Fowles' 54 steals in her senior season are the second most steals of any since the 2008 draft (Laura Harper edged her for the most at 55). But every other player with a PPR even less than -5.00 really struggles — most of the players you could consider being "exceptions" have ended up being limited-minute reserves (e.g. Kayla Alexander, 2013; Sasha Goodlett, 2011; Quanitra Hollingsworth, 2009). Kia Vaughn was the player with a PPR under 5 who has succeeded, but even she struggled out of the gate.
Notable past examples: Asya Bussie (2014), Nikki Green (2013), Kelly Cain (2012)
Examples from this year's senior class: Elem Ibiam, South Carolina
Post players 6'1" and under: This is one of those red flags that I hate to list because it seems so unfair, but the track record for post players (listed) at 6-foot-1 and under is just really poor in terms of making rosters in the year immediately following their draft selection and/or sticking on rosters; the exceptions to that rule were stunningly efficient scorers.
And the results are reflected in the fact that teams haven't really even been drafting them lately. But this year, in a draft that is widely considered "weak", there are likely to be a couple drafted who will have the opportunity to buck patterns of the past.
Notable past examples: Alysha Clark (2010), Courtney Hurt (2012), Amanda Thompson (2010), Ashley Walker (2009)
Examples from this year's senior/draft class: Aleighsa Welch, South Carolina; Nneka Enemkpali, Texas; Alexyz Vaioletama, USC
True shooting percentages under 55%: This applies more to centers than "power forwards" - a "stretch four" who takes shots further away from the basket would be expected to have a lower scoring efficiency (e.g. LSU's Theresa Plaissance & Nebraska's Jordan Hooper in 2014) - but even those posts who are more perimeter oriented are more successful when they do hit this threshold.
Notable past examples: Nikki Green (2013), Chanel Mokango (2010); Anna Prins (2013), Kayla Standish (2012); Joslyn Tinkle (2012), Cassie Harberts (2014), DeNesha Stallworth (2014), Michelle Plouffe (2014), Mikaela Ruef (2014)
Examples from this year's senior class: Isabelle Harrison, Tennessee; Sara Hammond, Louisville; Alexyz Vaioletama, USC
Low free throw rates: Post players with low free throw rates (FTA/FGA under 40%) tend to struggle.

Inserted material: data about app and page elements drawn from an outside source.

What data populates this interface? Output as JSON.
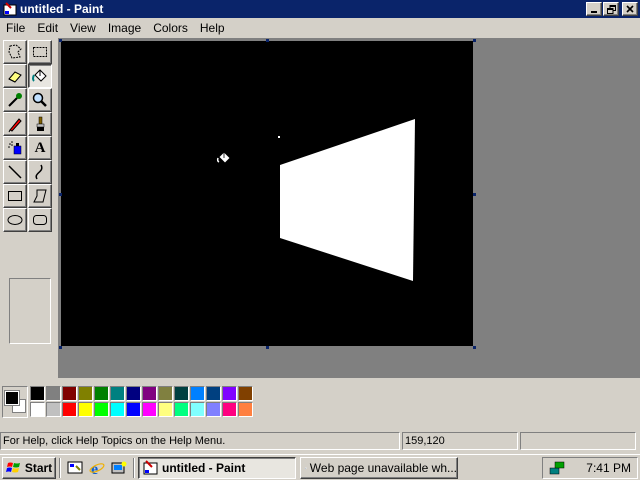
{
  "window": {
    "title": "untitled - Paint"
  },
  "menu": [
    "File",
    "Edit",
    "View",
    "Image",
    "Colors",
    "Help"
  ],
  "tools": [
    {
      "name": "free-form-select-tool",
      "icon": "free-form-select-icon"
    },
    {
      "name": "select-tool",
      "icon": "rectangle-select-icon"
    },
    {
      "name": "eraser-tool",
      "icon": "eraser-icon"
    },
    {
      "name": "fill-tool",
      "icon": "paint-bucket-icon",
      "selected": true
    },
    {
      "name": "pick-color-tool",
      "icon": "eyedropper-icon"
    },
    {
      "name": "magnifier-tool",
      "icon": "magnifier-icon"
    },
    {
      "name": "pencil-tool",
      "icon": "pencil-icon"
    },
    {
      "name": "brush-tool",
      "icon": "brush-icon"
    },
    {
      "name": "airbrush-tool",
      "icon": "airbrush-icon"
    },
    {
      "name": "text-tool",
      "icon": "text-icon",
      "glyph": "A"
    },
    {
      "name": "line-tool",
      "icon": "line-icon"
    },
    {
      "name": "curve-tool",
      "icon": "curve-icon"
    },
    {
      "name": "rectangle-tool",
      "icon": "rectangle-icon"
    },
    {
      "name": "polygon-tool",
      "icon": "polygon-icon"
    },
    {
      "name": "ellipse-tool",
      "icon": "ellipse-icon"
    },
    {
      "name": "rounded-rectangle-tool",
      "icon": "rounded-rectangle-icon"
    }
  ],
  "colors": {
    "foreground": "#000000",
    "background": "#ffffff",
    "palette_top": [
      "#000000",
      "#808080",
      "#800000",
      "#808000",
      "#008000",
      "#008080",
      "#000080",
      "#800080",
      "#808040",
      "#004040",
      "#0080ff",
      "#004080",
      "#8000ff",
      "#804000"
    ],
    "palette_bottom": [
      "#ffffff",
      "#c0c0c0",
      "#ff0000",
      "#ffff00",
      "#00ff00",
      "#00ffff",
      "#0000ff",
      "#ff00ff",
      "#ffff80",
      "#00ff80",
      "#80ffff",
      "#8080ff",
      "#ff0080",
      "#ff8040"
    ]
  },
  "canvas": {
    "background": "#000000",
    "shape_color": "#ffffff"
  },
  "status": {
    "help_text": "For Help, click Help Topics on the Help Menu.",
    "coords": "159,120",
    "size": ""
  },
  "taskbar": {
    "start_label": "Start",
    "quick_launch": [
      "desktop-icon",
      "internet-explorer-icon",
      "channels-icon"
    ],
    "tasks": [
      {
        "label": "untitled - Paint",
        "icon": "paint-icon",
        "active": true
      },
      {
        "label": "Web page unavailable wh...",
        "icon": "internet-explorer-icon",
        "active": false
      }
    ],
    "clock": "7:41 PM"
  }
}
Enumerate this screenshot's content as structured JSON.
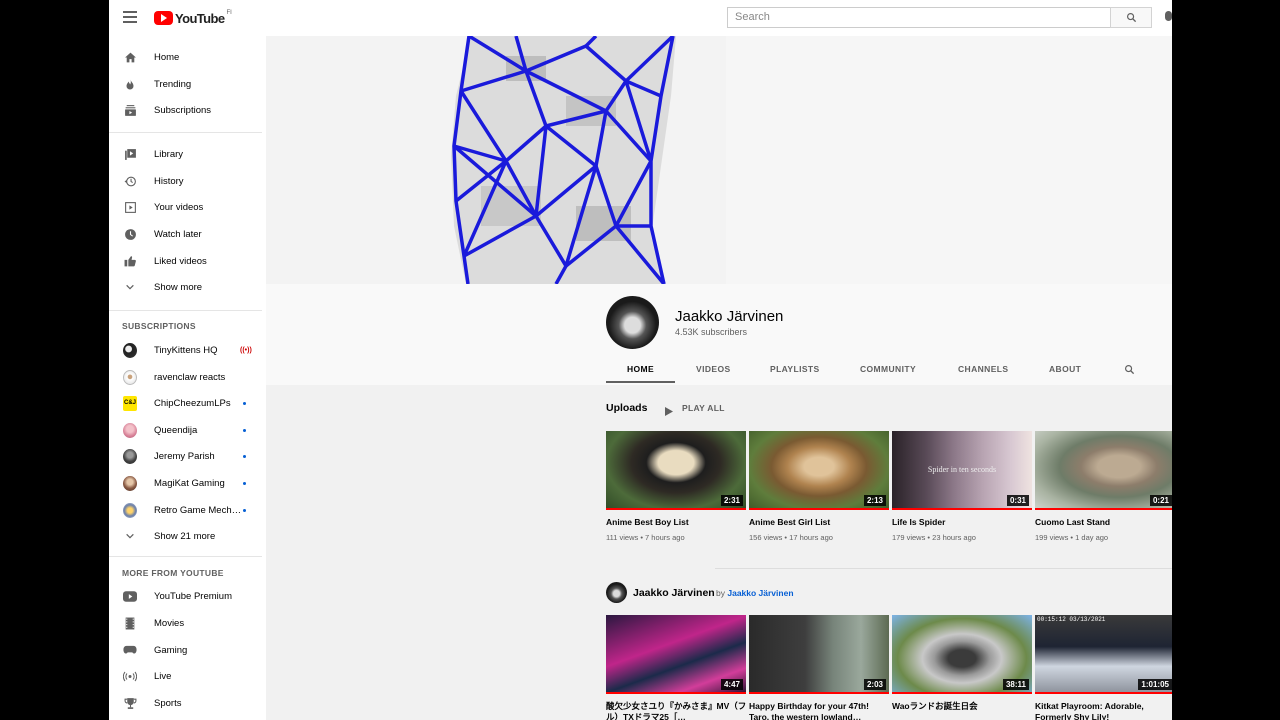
{
  "header": {
    "logo_text": "YouTube",
    "logo_region": "FI",
    "search_placeholder": "Search"
  },
  "sidebar": {
    "main": [
      {
        "label": "Home",
        "icon": "home-icon"
      },
      {
        "label": "Trending",
        "icon": "trending-icon"
      },
      {
        "label": "Subscriptions",
        "icon": "subscriptions-icon"
      }
    ],
    "library": [
      {
        "label": "Library",
        "icon": "library-icon"
      },
      {
        "label": "History",
        "icon": "history-icon"
      },
      {
        "label": "Your videos",
        "icon": "your-videos-icon"
      },
      {
        "label": "Watch later",
        "icon": "watch-later-icon"
      },
      {
        "label": "Liked videos",
        "icon": "liked-videos-icon"
      },
      {
        "label": "Show more",
        "icon": "chevron-down-icon"
      }
    ],
    "subscriptions_heading": "SUBSCRIPTIONS",
    "subscriptions": [
      {
        "label": "TinyKittens HQ",
        "status": "live"
      },
      {
        "label": "ravenclaw reacts",
        "status": ""
      },
      {
        "label": "ChipCheezumLPs",
        "status": "new"
      },
      {
        "label": "Queendija",
        "status": "new"
      },
      {
        "label": "Jeremy Parish",
        "status": "new"
      },
      {
        "label": "MagiKat Gaming",
        "status": "new"
      },
      {
        "label": "Retro Game Mech…",
        "status": "new"
      }
    ],
    "show_more_subs": "Show 21 more",
    "more_heading": "MORE FROM YOUTUBE",
    "more": [
      {
        "label": "YouTube Premium",
        "icon": "youtube-premium-icon"
      },
      {
        "label": "Movies",
        "icon": "movies-icon"
      },
      {
        "label": "Gaming",
        "icon": "gaming-icon"
      },
      {
        "label": "Live",
        "icon": "live-icon"
      },
      {
        "label": "Sports",
        "icon": "sports-icon"
      }
    ]
  },
  "channel": {
    "name": "Jaakko Järvinen",
    "subscribers": "4.53K subscribers",
    "tabs": [
      "HOME",
      "VIDEOS",
      "PLAYLISTS",
      "COMMUNITY",
      "CHANNELS",
      "ABOUT"
    ]
  },
  "uploads": {
    "title": "Uploads",
    "play_all": "PLAY ALL",
    "videos": [
      {
        "title": "Anime Best Boy List",
        "meta": "111 views • 7 hours ago",
        "duration": "2:31"
      },
      {
        "title": "Anime Best Girl List",
        "meta": "156 views • 17 hours ago",
        "duration": "2:13"
      },
      {
        "title": "Life Is Spider",
        "meta": "179 views • 23 hours ago",
        "duration": "0:31",
        "overlay": "Spider in ten seconds"
      },
      {
        "title": "Cuomo Last Stand",
        "meta": "199 views • 1 day ago",
        "duration": "0:21"
      }
    ]
  },
  "playlist": {
    "title": "Jaakko Järvinen",
    "by_prefix": "by",
    "by_channel": "Jaakko Järvinen",
    "videos": [
      {
        "title": "酸欠少女さユり『かみさま』MV（フル）TXドラマ25［…",
        "duration": "4:47"
      },
      {
        "title": "Happy Birthday for your 47th! Taro, the western lowland…",
        "duration": "2:03"
      },
      {
        "title": "Waoランドお誕生日会",
        "duration": "38:11"
      },
      {
        "title": "Kitkat Playroom: Adorable, Formerly Shy Lily!",
        "duration": "1:01:05",
        "overlay": "00:15:12 03/13/2021"
      }
    ]
  }
}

The reason(s) for the low free throw rate does matter, but the low rate itself suggests reason to take a closer look at how someone is playing.
Notable past examples: Lynetta Kizer (2012), Haley Peters, Duke (2014); DeNesha Stallworth, Kentucky (2014)
Examples from this year's senior class: Aleighsa Welch, South Carolina; Chelsea Gardner, Kansas; Cyesha Goree, Michigan; Sara Hammond, Louisville; Alexyz Vaioletama, USC